Christopher Alexander Falconer. File
Nova Scotia researchers wants to hear from people who were glued to their computers or mobile phones during the month of January to follow the Christopher Falconer murder trial.
Dr. Margo Watt and forensic psychology students at St. Francis Xavier University are currently in the midst of collecting information from people who followed the first-degree murder trial in Pictou through social media.
“The students and I both attended the trial as much as we could over the month of January and when we couldn’t attend, we starting following it when a couple of journalists started tweeting. If felt like the next best thing to be in the courtroom so we started questioning how does a trial provided by Twitter feed change people’s perceptions of the trial or the criminal justice system? Does it make it them more engaged, does it help them understand the process better?”
Falconer was found guilty in January of first-degree murder of Amber Kirwan who went missing from downtown New Glasgow in October 2011. The month-long trial involved heightened media attention that included the use of Twitter and other social media sites so people could follow the case in real time.
Watt said, since tweeting from courtrooms is a fairly new practice, this will be the first study of its kind, although there has been commentary and speculation on the relationship between the justice system and social media.
She said the study will look at the pros and cons of social media and its involvement in the justice system, but it will also research pre-trial publicity.

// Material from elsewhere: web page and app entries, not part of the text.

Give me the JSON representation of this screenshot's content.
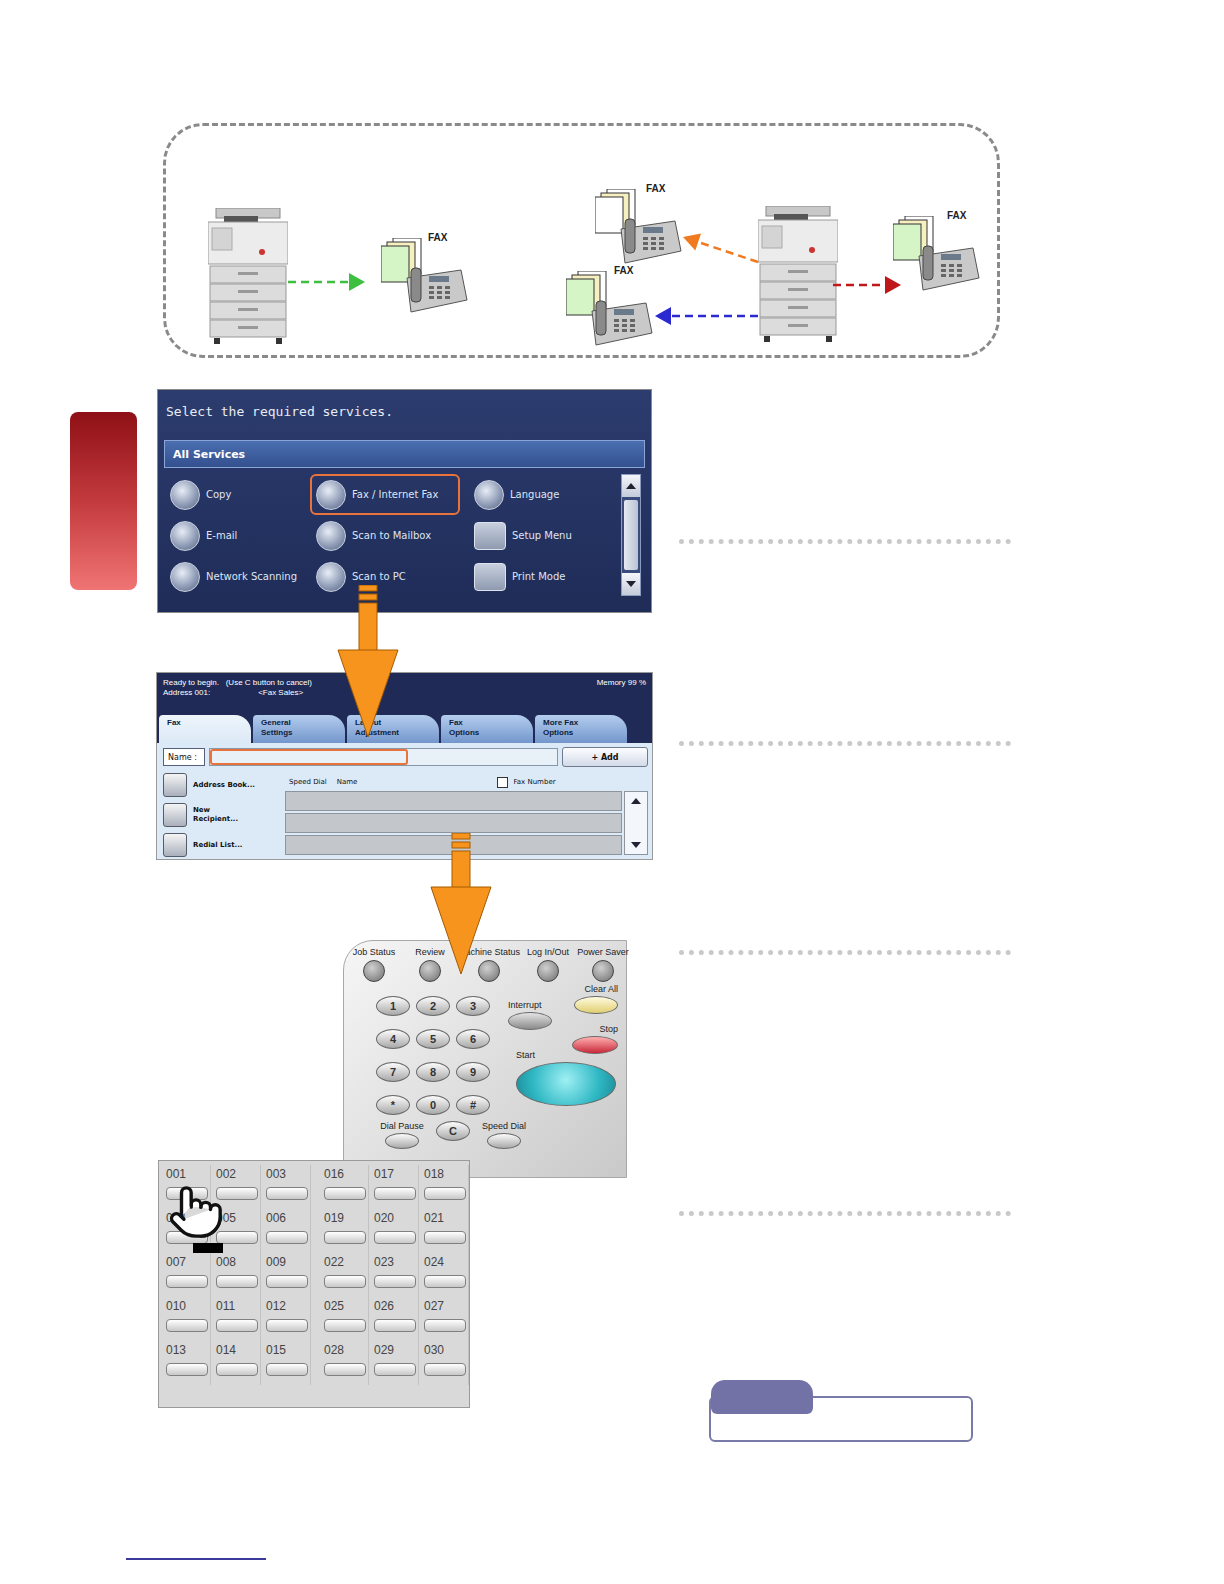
{
  "diagram": {
    "faxes": [
      {
        "label": "FAX",
        "paper": "#d6f5c6"
      },
      {
        "label": "FAX",
        "paper": "#ffffff"
      },
      {
        "label": "FAX",
        "paper": "#d6f5c6"
      },
      {
        "label": "FAX",
        "paper": "#d6f5c6"
      }
    ],
    "arrows": [
      {
        "color": "#3fbf3f"
      },
      {
        "color": "#f07a20"
      },
      {
        "color": "#2a2ad0"
      },
      {
        "color": "#c01818"
      }
    ]
  },
  "services_screen": {
    "prompt": "Select the required services.",
    "group": "All Services",
    "services": [
      {
        "label": "Copy",
        "kind": "round",
        "selected": false
      },
      {
        "label": "Fax / Internet Fax",
        "kind": "round",
        "selected": true
      },
      {
        "label": "Language",
        "kind": "round",
        "selected": false
      },
      {
        "label": "E-mail",
        "kind": "round",
        "selected": false
      },
      {
        "label": "Scan to Mailbox",
        "kind": "round",
        "selected": false
      },
      {
        "label": "Setup Menu",
        "kind": "square",
        "selected": false
      },
      {
        "label": "Network Scanning",
        "kind": "round",
        "selected": false
      },
      {
        "label": "Scan to PC",
        "kind": "round",
        "selected": false
      },
      {
        "label": "Print Mode",
        "kind": "square",
        "selected": false
      }
    ]
  },
  "fax_screen": {
    "status": "Ready to begin.   (Use C button to cancel)",
    "address_label": "Address 001:",
    "address_name": "<Fax Sales>",
    "memory": "Memory  99 %",
    "tabs": [
      {
        "lines": [
          "Fax"
        ],
        "selected": true
      },
      {
        "lines": [
          "General",
          "Settings"
        ],
        "selected": false
      },
      {
        "lines": [
          "Layout",
          "Adjustment"
        ],
        "selected": false
      },
      {
        "lines": [
          "Fax",
          "Options"
        ],
        "selected": false
      },
      {
        "lines": [
          "More Fax",
          "Options"
        ],
        "selected": false
      }
    ],
    "name_label": "Name :",
    "add_button": "+ Add",
    "side_buttons": [
      {
        "lines": [
          "Address Book..."
        ]
      },
      {
        "lines": [
          "New",
          "Recipient..."
        ]
      },
      {
        "lines": [
          "Redial List..."
        ]
      }
    ],
    "columns": [
      "Speed Dial",
      "Name"
    ],
    "fax_number": {
      "label": "Fax Number",
      "checked": false
    },
    "rows": [
      {
        "speed_dial": "",
        "name": ""
      },
      {
        "speed_dial": "",
        "name": ""
      },
      {
        "speed_dial": "",
        "name": ""
      }
    ]
  },
  "control_panel": {
    "top_buttons": [
      "Job Status",
      "Review",
      "Machine Status",
      "Log In/Out",
      "Power Saver"
    ],
    "keys": [
      "1",
      "2",
      "3",
      "4",
      "5",
      "6",
      "7",
      "8",
      "9",
      "*",
      "0",
      "#"
    ],
    "clear_all": "Clear All",
    "interrupt": "Interrupt",
    "stop": "Stop",
    "start": "Start",
    "bottom_keys": [
      {
        "label": "Dial Pause",
        "kind": "labeled"
      },
      {
        "label": "C",
        "kind": "key"
      },
      {
        "label": "Speed Dial",
        "kind": "labeled"
      }
    ]
  },
  "speed_dial_pad": {
    "groups": [
      [
        "001",
        "002",
        "003",
        "004",
        "005",
        "006",
        "007",
        "008",
        "009",
        "010",
        "011",
        "012",
        "013",
        "014",
        "015"
      ],
      [
        "016",
        "017",
        "018",
        "019",
        "020",
        "021",
        "022",
        "023",
        "024",
        "025",
        "026",
        "027",
        "028",
        "029",
        "030"
      ]
    ]
  }
}
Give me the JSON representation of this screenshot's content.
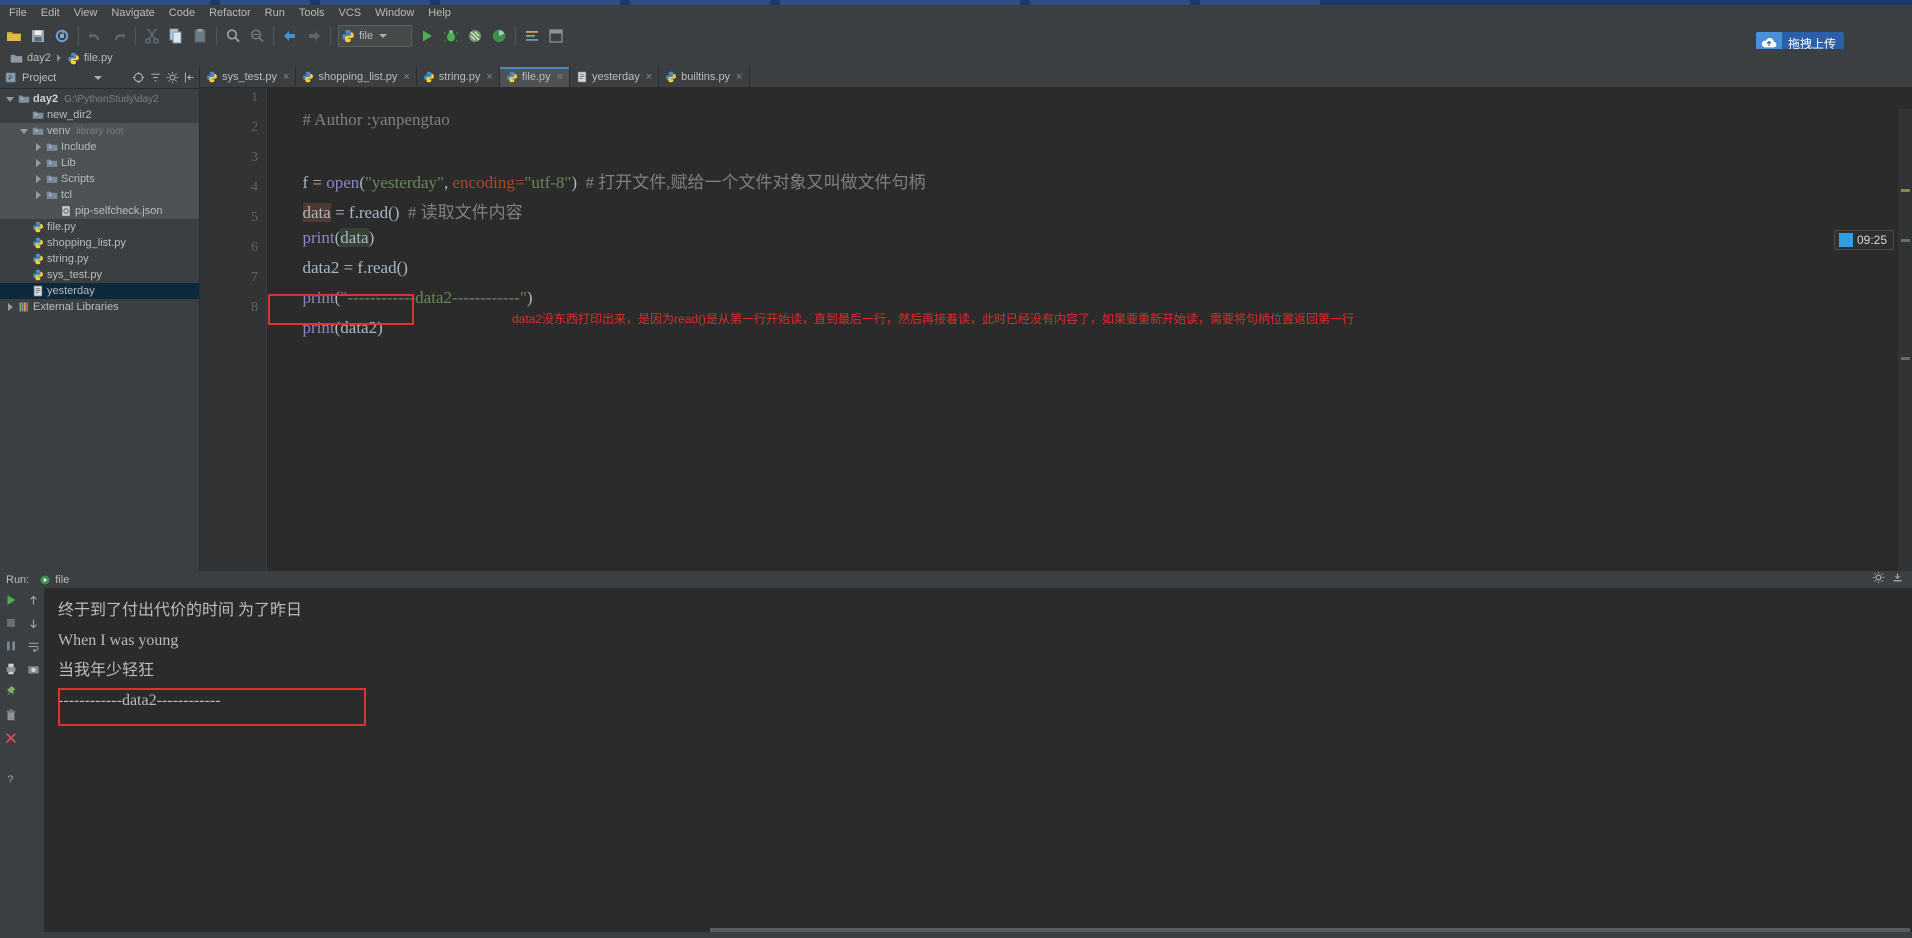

“Some research has shown that the greater pre-trial publicity, the greater association with findings of guilt,” she said.
Watt added that some research shows that the more exposure a person has to the criminal justice system, the more confident they are in the process. However, in some other cases this has not been the situation and it has made people more skeptical of the system.
The study will also look at who was following the Falconer trial, including their sex, socio-economic situation and what type of media they used to follow trial.
The study is anonymous and confidential and takes about 15 minutes to complete online at http://fluidsurveys.com/s/twitter-in-courtroom.
If you prefer to complete the survey using pen-and-paper rather than online, please contact Catherine Gallagher (firstname.lastname@example.org) to request a copy of the survey and a self-addressed envelope. Completed pen-and-paper surveys will remain completely confidential.